Recent Comments

Proposed rule would mandate stability system

| May 16, 2012

The U.S. Department of Transportation’s National Highway Traffic Safety Administration announced Wednesday, May 16, a  proposed federal motor vehicle safety standard to require electronic stability control systems on large commercial trucks, motorcoaches, and other large buses for the first time ever.

Agency research shows the technology could prevent up to 56 percent of rollover crashes each year—the deadliest among all crash types—and another 14 percent of loss-of-control crashes.

“The Department and the National Highway Traffic Safety Administration have long recognized the potential impact of stability control technology in reducing deaths and serious injuries that result from rollover crashes,” said Transportation Secretary Ray LaHood. “Today’s proposal is a major step forward to improving the safety of large commercial trucks, motorcoaches, and other large buses.”

An extensive NHTSA research program to determine how available stability control technologies affect crashes involving commercial vehicles found ESC systems to be the most effective tool for reducing the propensity for heavy vehicles to rollover or lose control.

With sensors that monitor vehicle movement and steering, ESC can help mitigate rollover incidents by using automatic computer-controlled braking, and also aid the driver in addressing severe understeer or oversteer conditions that can lead to loss of control. NHTSA estimates that a standard requiring ESC on the nation’s large trucks and large buses would prevent up to 2,329 crashes, eliminate an estimated 649 to 858 injuries and prevent between 49 and 60 fatalities a year.
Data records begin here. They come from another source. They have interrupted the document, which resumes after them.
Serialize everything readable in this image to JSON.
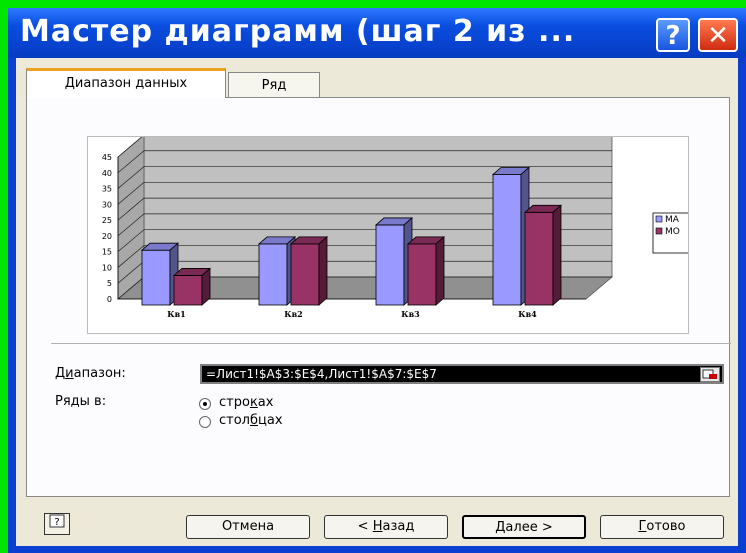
{
  "window": {
    "title": "Мастер диаграмм (шаг 2 из ...",
    "help_glyph": "?",
    "close_glyph": "✕"
  },
  "tabs": [
    {
      "label": "Диапазон данных",
      "active": true
    },
    {
      "label": "Ряд",
      "active": false
    }
  ],
  "chart_data": {
    "type": "bar",
    "categories": [
      "Кв1",
      "Кв2",
      "Кв3",
      "Кв4"
    ],
    "series": [
      {
        "name": "МА",
        "values": [
          18,
          20,
          26,
          42
        ],
        "color": "#9999ff"
      },
      {
        "name": "МО",
        "values": [
          10,
          20,
          20,
          30
        ],
        "color": "#993366"
      }
    ],
    "ylim": [
      0,
      45
    ],
    "yticks": [
      "0",
      "5",
      "10",
      "15",
      "20",
      "25",
      "30",
      "35",
      "40",
      "45"
    ],
    "grid": true,
    "legend": "right"
  },
  "form": {
    "range_label_pre": "Д",
    "range_label_u": "и",
    "range_label_post": "апазон:",
    "range_value": "=Лист1!$A$3:$E$4,Лист1!$A$7:$E$7",
    "series_in_label": "Ряды в:",
    "radio_rows_pre": "стро",
    "radio_rows_u": "к",
    "radio_rows_post": "ах",
    "radio_cols_pre": "стол",
    "radio_cols_u": "б",
    "radio_cols_post": "цах",
    "selected": "rows"
  },
  "buttons": {
    "cancel": "Отмена",
    "back_pre": "< ",
    "back_u": "Н",
    "back_post": "азад",
    "next_u": "Д",
    "next_post": "алее >",
    "finish_u": "Г",
    "finish_post": "отово"
  },
  "colors": {
    "title_bar": "#0a4ee0",
    "frame": "#00e600",
    "series1": "#9999ff",
    "series2": "#993366"
  }
}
While many truck-tractors and large buses can currently be ordered with this technology, the proposed standard would require ESC systems as standard equipment on these types of vehicles. As proposed, the rule would take effect between two and four years after the standard is finalized, depending on the type of vehicle.

The agency’s Notice of Proposed Rulemaking is being published in the Federal Register and members of the public will have the opportunity to comment on the proposal for 90 days. NHTSA will also hold a public hearing on the proposed safety standard to solicit further public comment—the date and location of that hearing will be published in the coming weeks.

Notice: Overdrive is transitioning to a new comment platform due to technical problems with the former commenting system. The new commenting system is now live. We are currently in the process of moving all of the comments from the old system into the new system. We appreciate your patience in the meantime.

Trackbacks

  1. […] by: Truckers News Staff Upon the heels of the proposed federal rule to require electronic stability control systems in new trucks Wednesday, Meritor Wabco Vehicle Control Systems has said its SmarTrac Electronic Stability Control […]

  2. […] Feds propose truck stability system req The DOT has proposed a federal motor vehicle safety standard to require electronic stability control systems on large commercial trucks. Freightliner makes cross-country natural gas haul 05.17.12 | A CNG-powered Cascadia 113 with a Cummins ISX12G natural gas engine will carry a load of paper from LA to DC. Clark: Alternative fuels key to American economic prosperity 05.16.12 | Retired U.S. Army Gen. Wesley Clark says the investment in alternative fuel is the most important component in U.S. prosperity. RigDig introduces virtual salesperson to guide users 05.16.12 | Virtual salesperson Rachel Darville has been added to used truck history report site RigDig. FTR Shippers Conditions Index steadies in March 05.15.12 | The SCI stands at -5.3, representing a moderately unfavorable condition for shippers expected to persist until fall. […]